Borrowdale: A Walk around Seathwaite Farm

Borrowdale:

A Walk around Seathwaite Farm.

One of our favourite walks in the Borrowdale Valley in England’s Lake District starts at Seathwaite Farm.

Whilst parts of the Lake District have become very busy with tourists, the Borrowdale Valley is less developed.  There isn’t a car park with a ticket machine at the start of this walk; there is some off-road parking just before the farm though for those walkers who get there early enough.

Whilst coffee shops are hard to find, there are some beautifully situated hotels and inns offering food and drink for the day visitor and comfortable accommodation for those who wish to stay.

The area has been in the news recently as the 600 year-old tradition of sheep farming is very much under threat.  This is explained in an excellent Guardian article entitled “The National Trust, the sheep farm and a fight for a Lakes way of life”.  

And also in an article in the  The Telegraph which quotes extensively from author Melvyn Bragg’s letter to The Times:  Lord Bragg attacks ‘mafia style’ National Trust over Lake District land purchase”

I didn’t know about any of this when we visited the area several times last year.

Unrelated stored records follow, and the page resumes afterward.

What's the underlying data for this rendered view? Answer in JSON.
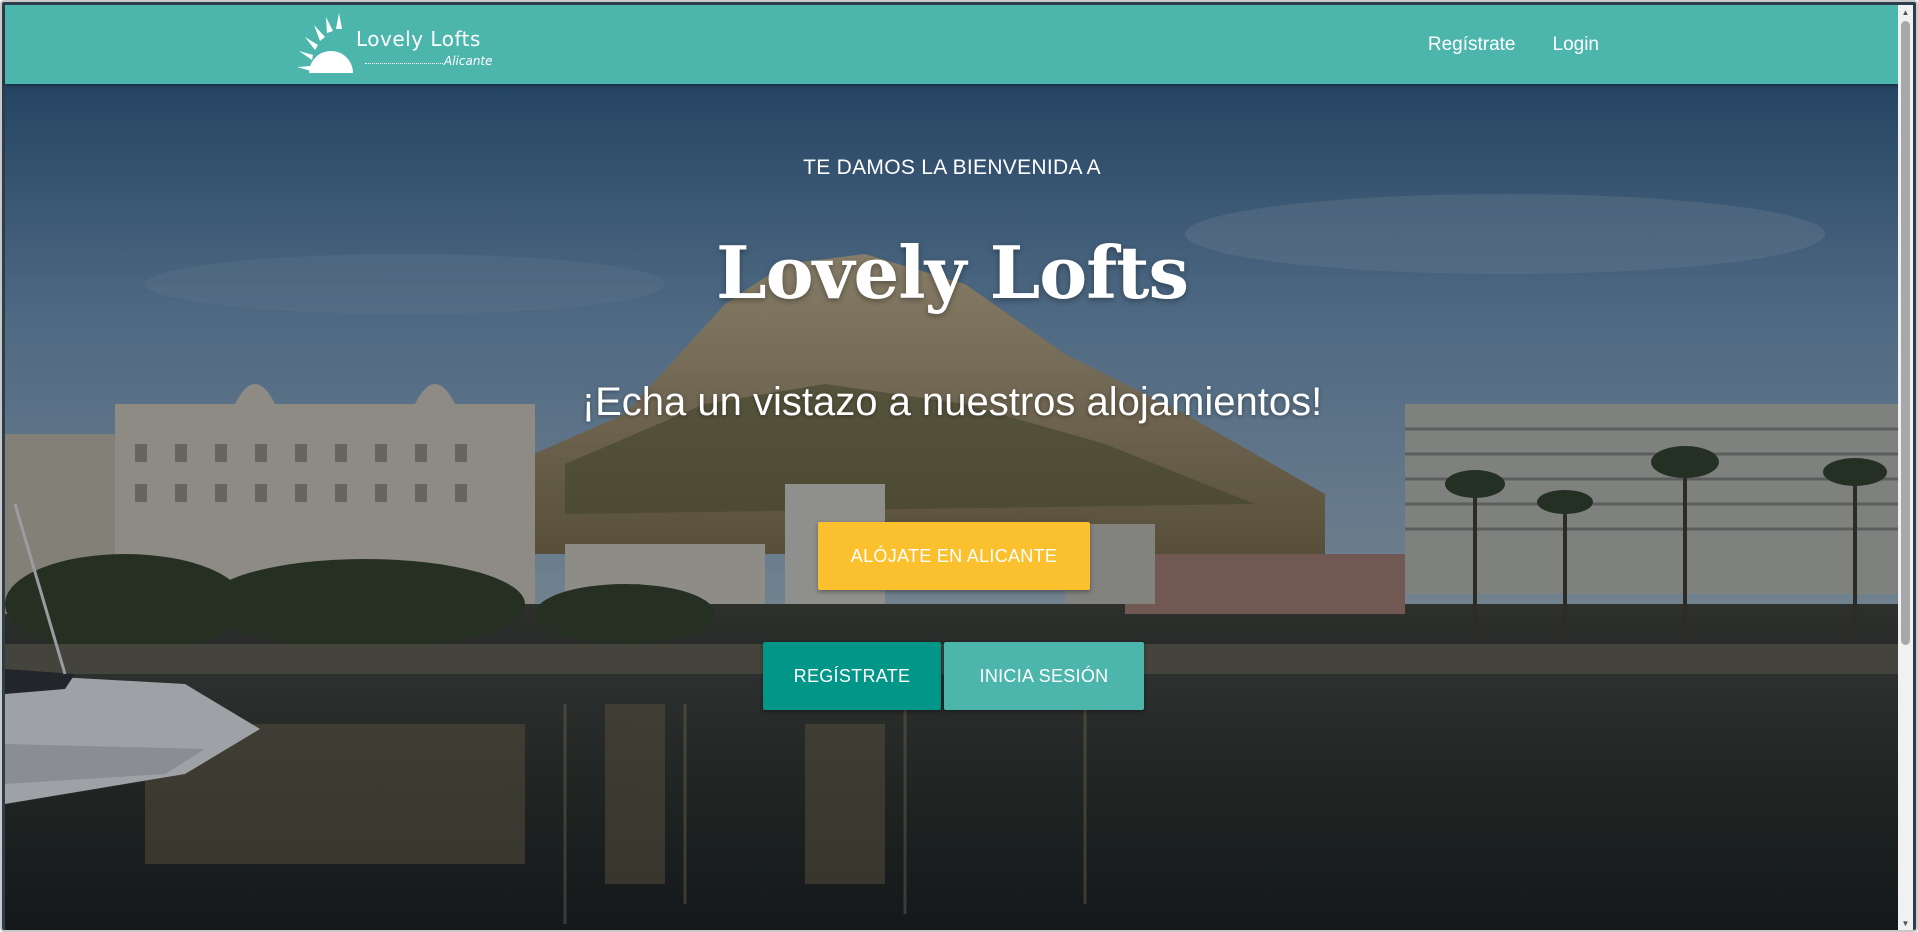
{
  "navbar": {
    "brand_name": "Lovely Lofts",
    "brand_sub": "Alicante",
    "links": {
      "register": "Regístrate",
      "login": "Login"
    }
  },
  "hero": {
    "welcome": "TE DAMOS LA BIENVENIDA A",
    "title": "Lovely Lofts",
    "subtitle": "¡Echa un vistazo a nuestros alojamientos!",
    "stay_button": "ALÓJATE EN ALICANTE",
    "register_button": "REGÍSTRATE",
    "login_button": "INICIA SESIÓN"
  },
  "scrollbar": {
    "up_icon": "chevron-up-icon",
    "down_icon": "chevron-down-icon"
  },
  "colors": {
    "navbar": "#4db6ac",
    "stay_button": "#fbc02d",
    "register_button": "#009688",
    "login_button": "#4db6ac"
  }
}
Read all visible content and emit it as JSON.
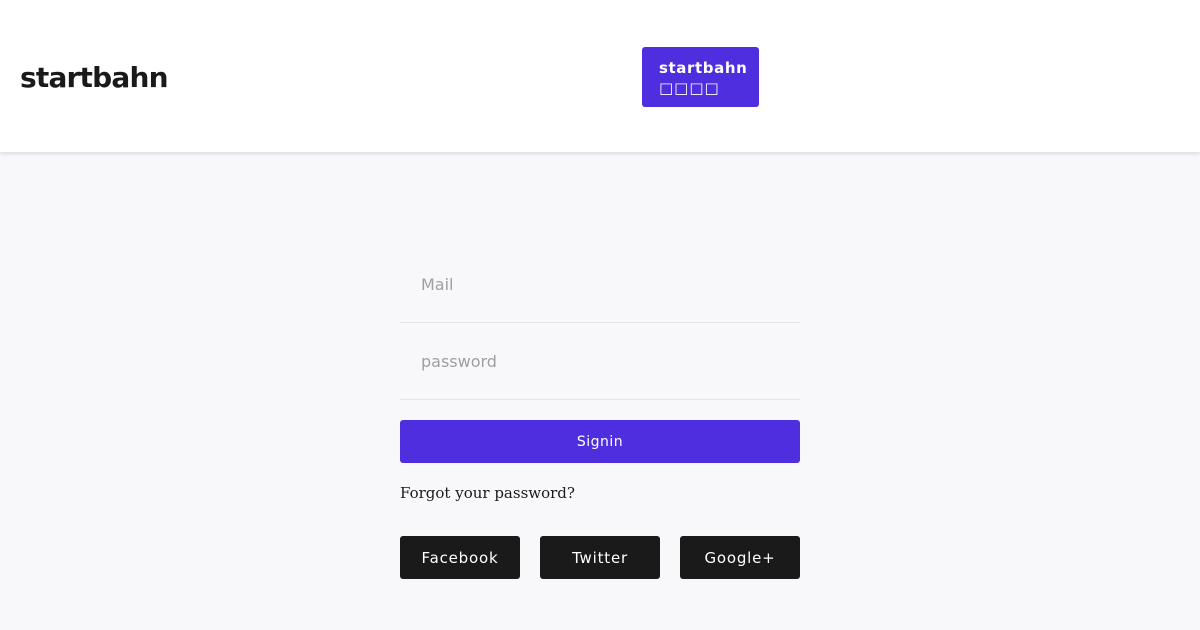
{
  "header": {
    "logo_text": "startbahn",
    "badge": {
      "line1": "startbahn",
      "line2": "□□□□"
    }
  },
  "login_form": {
    "mail_placeholder": "Mail",
    "password_placeholder": "password",
    "signin_label": "Signin",
    "forgot_password_label": "Forgot your password?"
  },
  "social_login": {
    "buttons": [
      {
        "label": "Facebook"
      },
      {
        "label": "Twitter"
      },
      {
        "label": "Google+"
      }
    ]
  },
  "colors": {
    "brand_accent": "#4f2ee0",
    "social_button_bg": "#1a1a1a",
    "page_background": "#f8f8fb",
    "header_background": "#ffffff"
  }
}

Knowing now how threatened the traditional way of life is makes these photographs very poignant for me.

 

Seathwaite Farm Borrowdale Valley Cumbria Lakeland fells

Seathwaite Farm ©HelenBushe

 

Land Rover and Barn Borrowdale farm Seathwaite

Land Rover and Barn ©HelenBushe

 

Farm Buildings Borrowdale barn Seathwaite

Farm Buildings ©HelenBushe

 

sheep pen Hardwick Borrowdale Seathwaite farm

Penned In ©HelenBushe

 

washing line Borrowdale Seathwaite farm

Purple Towels ©HelenBushe

 

Two Herdwicks sheep Borrowdale lake district

Two Herdwicks ©HelenBushe

 

gate fells lakeland Cumbria Seathwaite farm

Please Close the Gate ©HelenBushe

 

Hardwick Sheep:

The Herdwick is a breed of domestic sheep native to the Lake District of Cumbria where winters are harsh.

The wool quality of a Herdwick has unique qualities relating to durability. Thick bristle type fibres will often protrude from garments forming a protective barrier layer in blizzards—most likely the same qualities that protect the sheep in similar conditions. They have been known to survive under a blanket of snow for three days while eating their own wool. Wikipedia

For an interesting read about how Beatrix Potter was instrumental in saving the breed, go to www.peterrabbit.com.

4 thoughts on “Borrowdale: A Walk around Seathwaite Farm

I'm always pleased to read comments.....

%d bloggers like this: